The United States water footprint is more than twice the global average. We have a solution that could increase municipal water supplies up to 27 percent. But we don’t like it. Taking the waste out of the waste water.
This a brand new bottle of water, I’m going to open the seal and I’m going to pour it into this glass. What we have here is two cockroaches. I’m going to take one of them and I’m going to put it into the water and take it out, just like that, flick flick. Now, how about a sip of this water? You don’t want it.
They say “it’s a cockroach, you’ve cockroached the water!”. Somehow, cockroachness has entered into the water. And that’s the point, that’s contagion. I study disgust, there’s a veneer of fear, fear is an easy account for why you’re disgusted but often it’s not that, it’s much deeper.
And this is a plastic cockroach. Now how would you like to drink this water? You don’t want this either, this isn’t a real cockroach, it’s just a piece of rubber. Disgust is never really rational. The problem is a mental problem. And this thinking can be applied to recycled water.
The simplest way to get water is to take the water you’ve just used and make it into usable water again. That’s recycled water.

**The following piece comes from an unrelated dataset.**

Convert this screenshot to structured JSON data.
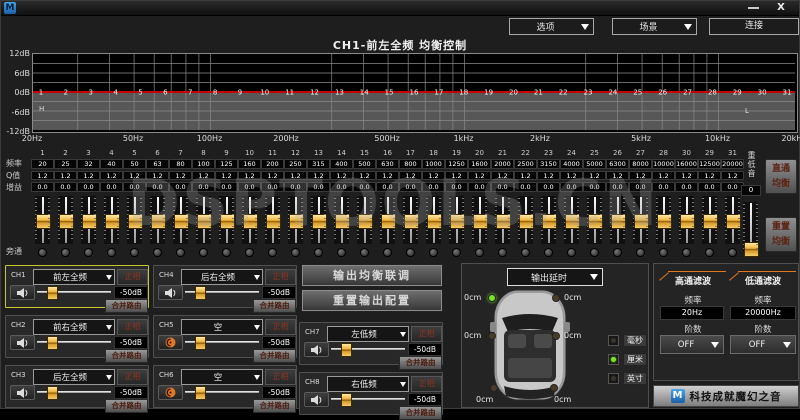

It’s safe, it’s efficient, it’s ecologically sound, it makes total sense but it’s offensive.
We got involved, we talked to the people who run the recycled water facilities. The problem wasn’t making the water pure, it is pure, the problem was convincing people to drink it.

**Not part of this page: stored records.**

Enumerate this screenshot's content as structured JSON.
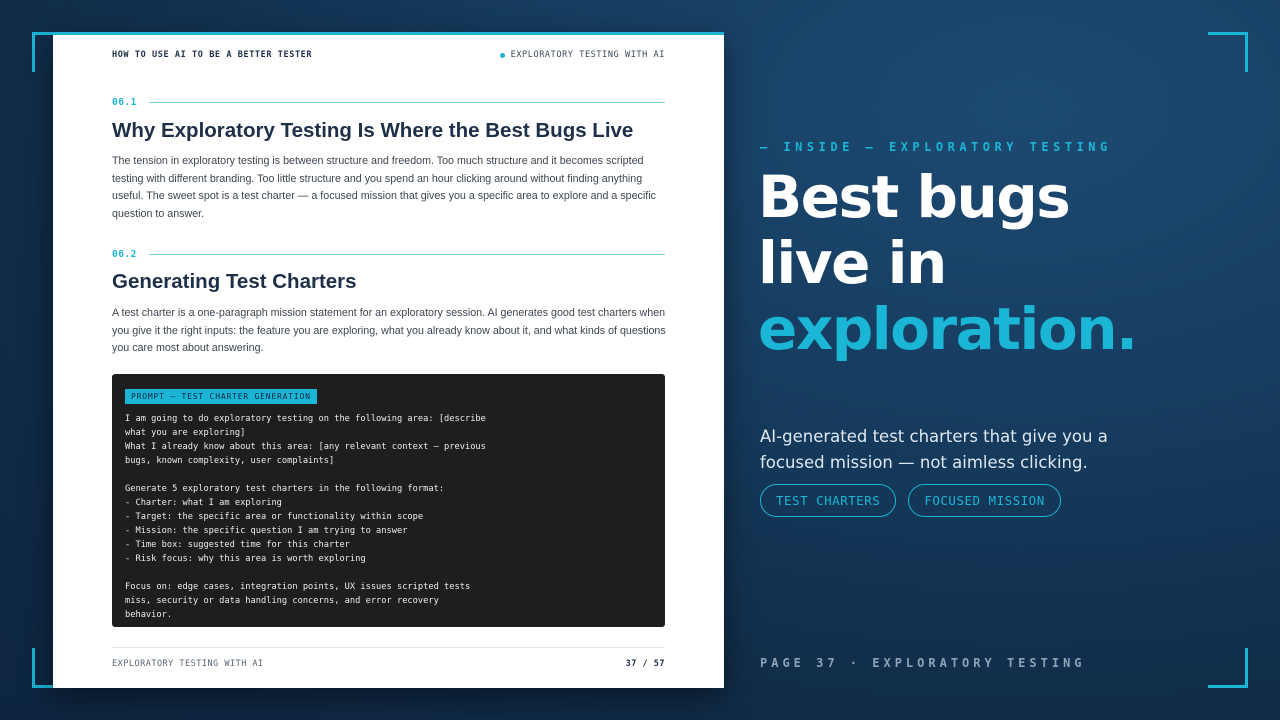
{
  "document": {
    "book_title": "HOW TO USE AI TO BE A BETTER TESTER",
    "chapter_label": "EXPLORATORY TESTING WITH AI",
    "sections": [
      {
        "number": "06.1",
        "title": "Why Exploratory Testing Is Where the Best Bugs Live",
        "body": "The tension in exploratory testing is between structure and freedom. Too much structure and it becomes scripted testing with different branding. Too little structure and you spend an hour clicking around without finding anything useful. The sweet spot is a test charter — a focused mission that gives you a specific area to explore and a specific question to answer."
      },
      {
        "number": "06.2",
        "title": "Generating Test Charters",
        "body": "A test charter is a one-paragraph mission statement for an exploratory session. AI generates good test charters when you give it the right inputs: the feature you are exploring, what you already know about it, and what kinds of questions you care most about answering."
      }
    ],
    "prompt_box": {
      "label": "PROMPT — TEST CHARTER GENERATION",
      "text": "I am going to do exploratory testing on the following area: [describe\nwhat you are exploring]\nWhat I already know about this area: [any relevant context — previous\nbugs, known complexity, user complaints]\n\nGenerate 5 exploratory test charters in the following format:\n- Charter: what I am exploring\n- Target: the specific area or functionality within scope\n- Mission: the specific question I am trying to answer\n- Time box: suggested time for this charter\n- Risk focus: why this area is worth exploring\n\nFocus on: edge cases, integration points, UX issues scripted tests\nmiss, security or data handling concerns, and error recovery\nbehavior."
    },
    "footer_left": "EXPLORATORY TESTING WITH AI",
    "footer_page": "37 / 57"
  },
  "promo": {
    "kicker": "— INSIDE — EXPLORATORY TESTING",
    "headline_line1": "Best bugs",
    "headline_line2": "live in",
    "headline_accent": "exploration.",
    "subtitle": "AI-generated test charters that give you a focused mission — not aimless clicking.",
    "pills": [
      "TEST CHARTERS",
      "FOCUSED MISSION"
    ],
    "page_label": "PAGE 37 · EXPLORATORY TESTING"
  },
  "colors": {
    "accent": "#1bb5d6",
    "background": "#163c5f",
    "heading": "#1e2f48",
    "code_bg": "#1e1e1e"
  }
}
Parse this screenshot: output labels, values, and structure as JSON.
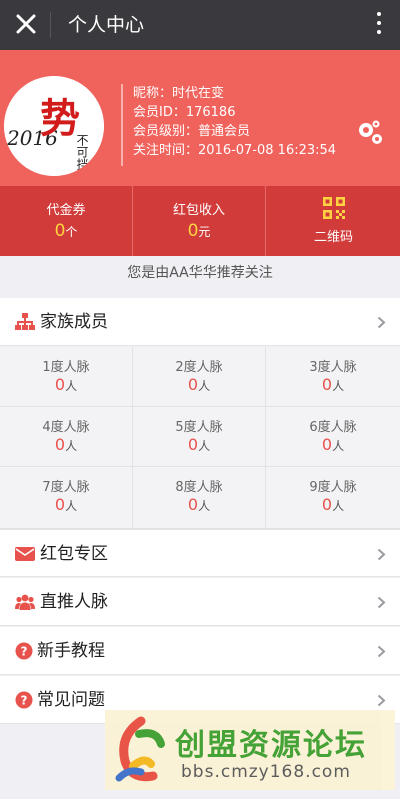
{
  "header": {
    "title": "个人中心"
  },
  "profile": {
    "avatar_text_year": "2016",
    "avatar_text_main": "势",
    "avatar_text_side": "不可挡",
    "nickname": "昵称：时代在变",
    "member_id": "会员ID：176186",
    "member_level": "会员级别：普通会员",
    "follow_time": "关注时间：2016-07-08 16:23:54"
  },
  "stats": [
    {
      "label": "代金券",
      "value": "0",
      "unit": "个"
    },
    {
      "label": "红包收入",
      "value": "0",
      "unit": "元"
    },
    {
      "label": "二维码"
    }
  ],
  "recommend_text": "您是由AA华华推荐关注",
  "family": {
    "label": "家族成员"
  },
  "network": [
    {
      "label": "1度人脉",
      "value": "0",
      "unit": "人"
    },
    {
      "label": "2度人脉",
      "value": "0",
      "unit": "人"
    },
    {
      "label": "3度人脉",
      "value": "0",
      "unit": "人"
    },
    {
      "label": "4度人脉",
      "value": "0",
      "unit": "人"
    },
    {
      "label": "5度人脉",
      "value": "0",
      "unit": "人"
    },
    {
      "label": "6度人脉",
      "value": "0",
      "unit": "人"
    },
    {
      "label": "7度人脉",
      "value": "0",
      "unit": "人"
    },
    {
      "label": "8度人脉",
      "value": "0",
      "unit": "人"
    },
    {
      "label": "9度人脉",
      "value": "0",
      "unit": "人"
    }
  ],
  "menu": [
    {
      "label": "红包专区",
      "icon": "envelope-icon"
    },
    {
      "label": "直推人脉",
      "icon": "users-icon"
    },
    {
      "label": "新手教程",
      "icon": "question-icon"
    },
    {
      "label": "常见问题",
      "icon": "question-icon"
    }
  ],
  "watermark": {
    "title": "创盟资源论坛",
    "url": "bbs.cmzy168.com"
  },
  "colors": {
    "brand_red": "#f0625c",
    "stats_red": "#d13b3a",
    "accent_yellow": "#ffd440",
    "icon_red": "#e8524c"
  }
}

At a stormy public hearing, many citizens blasted the plan.
Don’t ever let this happen to the public.
Cities have struggled to introduce recycled water. They couldn’t get past the “yuck” factor.